• The Adams Street Pedestrian Crossing, mid-block between Fulton and Johnson streets.
• Nevins and Fulton streets at Flatbush Avenue, the eastern end of the busy Fulton Mall.
• Adams Street/Boerum Place and Livingston Streets, another very wide intersection.
• Adams Street and Atlantic Avenue.
• Bedford Avenue between Avenue I and Campus Road, near Brooklyn College.
• Court and Montague streets, a high-volume intersection near the courthouse complex.
• Adams and Fulton Streets, the western end of the Fulton Mall.
“What all these streets have in common is that they’re wide arterial streets, which are the most dangerous for pedestrians to cross and where the most pedestrian accidents happen,” said Lindsey Ganson, pedestrian safety campaign director for Transportation Alternatives.
“My dad was blind, so I know firsthand the challenges that visually impaired people face every single day,” said Councilmember James Vacca (D-Bronx). “Crossing the street can be dangerous with speeding cars, noisy crowded intersections, and new street designs, but accessible pedestrian signals can make a life-saving difference.

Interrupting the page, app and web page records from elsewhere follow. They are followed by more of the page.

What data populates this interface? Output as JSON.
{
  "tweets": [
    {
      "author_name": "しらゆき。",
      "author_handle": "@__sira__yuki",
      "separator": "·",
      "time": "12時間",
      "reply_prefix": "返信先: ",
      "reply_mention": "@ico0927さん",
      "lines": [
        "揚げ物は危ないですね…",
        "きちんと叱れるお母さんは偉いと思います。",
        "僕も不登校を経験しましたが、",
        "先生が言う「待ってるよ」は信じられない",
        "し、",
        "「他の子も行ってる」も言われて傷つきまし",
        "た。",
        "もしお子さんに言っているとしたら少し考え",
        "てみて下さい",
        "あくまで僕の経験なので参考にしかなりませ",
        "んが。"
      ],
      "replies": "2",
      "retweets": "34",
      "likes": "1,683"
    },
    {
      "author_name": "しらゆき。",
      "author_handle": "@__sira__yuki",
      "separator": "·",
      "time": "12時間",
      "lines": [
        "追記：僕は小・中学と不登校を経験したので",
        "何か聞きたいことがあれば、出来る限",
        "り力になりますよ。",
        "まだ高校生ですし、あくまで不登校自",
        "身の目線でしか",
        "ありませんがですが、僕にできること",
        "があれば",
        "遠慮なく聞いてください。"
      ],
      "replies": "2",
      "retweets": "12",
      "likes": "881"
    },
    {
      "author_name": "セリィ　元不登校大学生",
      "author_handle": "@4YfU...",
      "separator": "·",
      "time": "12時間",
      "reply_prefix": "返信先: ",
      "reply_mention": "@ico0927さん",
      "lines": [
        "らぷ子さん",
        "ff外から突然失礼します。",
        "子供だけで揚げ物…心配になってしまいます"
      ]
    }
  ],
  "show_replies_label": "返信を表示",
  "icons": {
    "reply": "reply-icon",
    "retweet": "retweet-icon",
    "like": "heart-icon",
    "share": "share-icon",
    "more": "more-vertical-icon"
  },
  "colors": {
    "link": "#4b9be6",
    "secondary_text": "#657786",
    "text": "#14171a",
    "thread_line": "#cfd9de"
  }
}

These 25 new APS installations are a great first step in what must be an ongoing commitment to improving the safety of pedestrians with visual impairments in all five boroughs.”
“These signals will make the streets much safer for our neighbors and visitors who are vision-impaired,” said Council Member Gale A. Brewer (D-Manhattan). “Their installation is a tribute to the strong advocacy of the Jewish Guild for the Blind, Lighthouse International, VISIONS, and Pedestrians for Accessible and Safe Streets [PASS].”
These new installations are expected to occur by the end of 2011. The process for approving and installing APS technology begins with a study of a requested location where DOT examines off-peak traffic presence, the current traffic-signal patterns and the complexity of the intersection’s geometry.
— Raanan Geberer